As a woman, I’m nervous. As a rationalist, I’m scared. As a human being, I’m absolutely devastated. I don’t know what the newspaper headlines will say tomorrow : BJP slaps beef ban in Kashmir? No place in India for Muslims fleeing religious prosecution? Is Narendra Modi on a world tour? Uproar in Delhi after toddler raped? Outspoken Indian rationalist killed by gunmen? Two Dalit children burned alive?
The sheer depravity of these acts is not the only thing that’s cause for panic. It’s the deeper, more subtle undertones of religious intolerance, misogyny and communal hatred that seems to have gripped the nation which worries me more. Can you honestly step outside the house today, absolutely sure that you’re not going to be the victim of some kind of hate-crime?
Part of me believes that this country has gone mad. We seem to think it’s perfectly normal to maim, kill and annihilate anyone who’s different or raises their voice against the majority opinion. And tell me, who is this Majority? Hindus? Are we like our ‘sacred’ cows now, being shepherded from one green pasture to another, content with chewing cud mindlessly while others are slaughtered mercilessly?
Our country is suffering from an incurable deficiency of compassion, love and tolerance. When we chose our new Prime Minister in 2014, the “Ache Din Aa Gaye” headline was enough to instil hope and optimism. But if these are Ache Din, then Lord have mercy, what will the Bure Din bring? Granted, in the last elections we had a poor selection of political leaders and picked the best out of them. That’s the incontrovertible truth. You’d have to be mental to vote for Congress again.
But would you have to be an extremist to vote for BJP?
It’s starting to look that way. The Hindu nationalist elements are starting to attain dictatorial proportions. We’re all becoming a bunch of bigoted, misognyistic, religious fanatics. The media is behaving like a pack of snarling wolves, picking up any random statement or event, sensationalizing it, indulging in shouting matches on national television while upper class Hindus tut at their flatscreens, happy in the knowledge that they’re safe.

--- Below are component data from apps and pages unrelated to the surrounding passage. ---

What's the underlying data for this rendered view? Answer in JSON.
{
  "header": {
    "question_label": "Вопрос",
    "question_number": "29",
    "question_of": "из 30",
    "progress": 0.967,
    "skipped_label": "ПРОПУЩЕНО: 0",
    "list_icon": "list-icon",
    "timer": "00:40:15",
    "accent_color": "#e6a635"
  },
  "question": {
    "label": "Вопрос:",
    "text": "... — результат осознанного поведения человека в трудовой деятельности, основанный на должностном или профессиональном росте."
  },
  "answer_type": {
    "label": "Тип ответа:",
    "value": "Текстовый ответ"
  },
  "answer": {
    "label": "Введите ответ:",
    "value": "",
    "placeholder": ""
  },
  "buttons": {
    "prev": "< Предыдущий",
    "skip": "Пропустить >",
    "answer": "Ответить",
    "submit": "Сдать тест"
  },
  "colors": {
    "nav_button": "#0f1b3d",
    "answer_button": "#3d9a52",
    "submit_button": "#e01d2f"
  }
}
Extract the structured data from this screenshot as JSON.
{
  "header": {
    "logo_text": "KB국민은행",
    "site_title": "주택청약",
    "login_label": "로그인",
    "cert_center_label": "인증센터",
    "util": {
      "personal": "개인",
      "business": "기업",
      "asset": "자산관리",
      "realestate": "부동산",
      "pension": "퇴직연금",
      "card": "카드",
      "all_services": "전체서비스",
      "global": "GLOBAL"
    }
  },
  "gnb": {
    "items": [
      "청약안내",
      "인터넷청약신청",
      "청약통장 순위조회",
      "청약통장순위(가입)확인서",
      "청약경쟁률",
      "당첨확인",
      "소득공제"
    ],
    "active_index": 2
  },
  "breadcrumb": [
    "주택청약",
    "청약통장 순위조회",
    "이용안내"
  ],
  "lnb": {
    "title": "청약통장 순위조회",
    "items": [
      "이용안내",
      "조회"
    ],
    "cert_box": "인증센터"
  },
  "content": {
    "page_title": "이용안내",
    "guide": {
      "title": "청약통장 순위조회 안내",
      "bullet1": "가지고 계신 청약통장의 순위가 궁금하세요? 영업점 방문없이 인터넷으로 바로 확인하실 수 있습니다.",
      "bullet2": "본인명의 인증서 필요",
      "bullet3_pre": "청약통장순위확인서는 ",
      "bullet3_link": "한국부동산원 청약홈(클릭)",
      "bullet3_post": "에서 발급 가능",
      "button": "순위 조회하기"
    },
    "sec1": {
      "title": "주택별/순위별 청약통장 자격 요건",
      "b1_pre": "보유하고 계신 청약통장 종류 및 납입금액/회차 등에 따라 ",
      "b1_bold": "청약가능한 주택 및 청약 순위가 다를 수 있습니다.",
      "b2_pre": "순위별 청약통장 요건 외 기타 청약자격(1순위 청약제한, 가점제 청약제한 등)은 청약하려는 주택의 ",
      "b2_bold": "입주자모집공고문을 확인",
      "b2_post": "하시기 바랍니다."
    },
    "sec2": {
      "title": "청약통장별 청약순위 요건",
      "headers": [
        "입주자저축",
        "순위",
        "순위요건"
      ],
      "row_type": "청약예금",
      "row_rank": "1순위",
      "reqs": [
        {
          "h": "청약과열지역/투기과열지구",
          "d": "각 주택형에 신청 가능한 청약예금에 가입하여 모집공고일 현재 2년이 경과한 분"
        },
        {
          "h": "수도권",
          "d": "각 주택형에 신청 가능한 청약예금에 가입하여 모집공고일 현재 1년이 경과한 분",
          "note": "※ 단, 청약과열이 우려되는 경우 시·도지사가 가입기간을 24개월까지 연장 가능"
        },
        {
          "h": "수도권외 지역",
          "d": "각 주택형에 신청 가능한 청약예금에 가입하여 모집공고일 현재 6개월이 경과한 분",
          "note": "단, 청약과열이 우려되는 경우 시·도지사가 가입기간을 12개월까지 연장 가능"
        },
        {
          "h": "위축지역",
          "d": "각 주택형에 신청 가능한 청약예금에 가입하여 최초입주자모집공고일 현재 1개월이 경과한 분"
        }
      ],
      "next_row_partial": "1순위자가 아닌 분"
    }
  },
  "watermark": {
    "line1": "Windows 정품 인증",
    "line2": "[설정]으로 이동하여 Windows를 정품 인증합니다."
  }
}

Clearly there is some fatal flaw in our upbringing. Was it our generation that was brought up with such intolerance, or was it our parents’, or our grandparents’? Is it just me, or are you also struggling to understand what is happening?
This reminds me too much of that scene from the movie Bruce Almighty, when Jim Carrey is about to have his big moment as anchor and the world outside the studio has gone berserk. Our parents are teaching us far too much about how to become class-toppers, about India going digital and how to get good jobs abroad but not enough about how to be decent human beings. No one seems to have taught us fundamental human rights : You must not rape women. You must not hate Muslims. You must not kill Atheists.
We’re not just suffering from a heat-wave. We’re suffering from a hate-wave. It’s a reflection on the falling standards of our family institution. Think about it : Every person who’s either killing or simply being a silent bystander, presumably belongs to a conventional Indian family and it seems like they’ve been brought up on a diet of hate, violence and apathy.
I’m a Buddhist, so frankly speaking I have no right to comment on religious violence when my own philosophy is to “Keep my head when all about me are losing theirs” (Rudyard Kipling). Maybe I’m not erudite enough about politics and religion to complain. But I’m still human, and I can tell the difference between love and hate.
India is the largest democracy in the world, but it is also the grandest marriage. A marriage between religions, social groups and cultures. It is a flourishing family, one which boasts of being diverse, secular and peace-loving despite its history of pogroms during the Mughal rule and imperial oppression under the British rule. But today, all I see is a family that is scattering. A marriage that is breaking.
And like at the end of any marriage, there’s only one question we’re going to ask ourselves :
Where did the love go?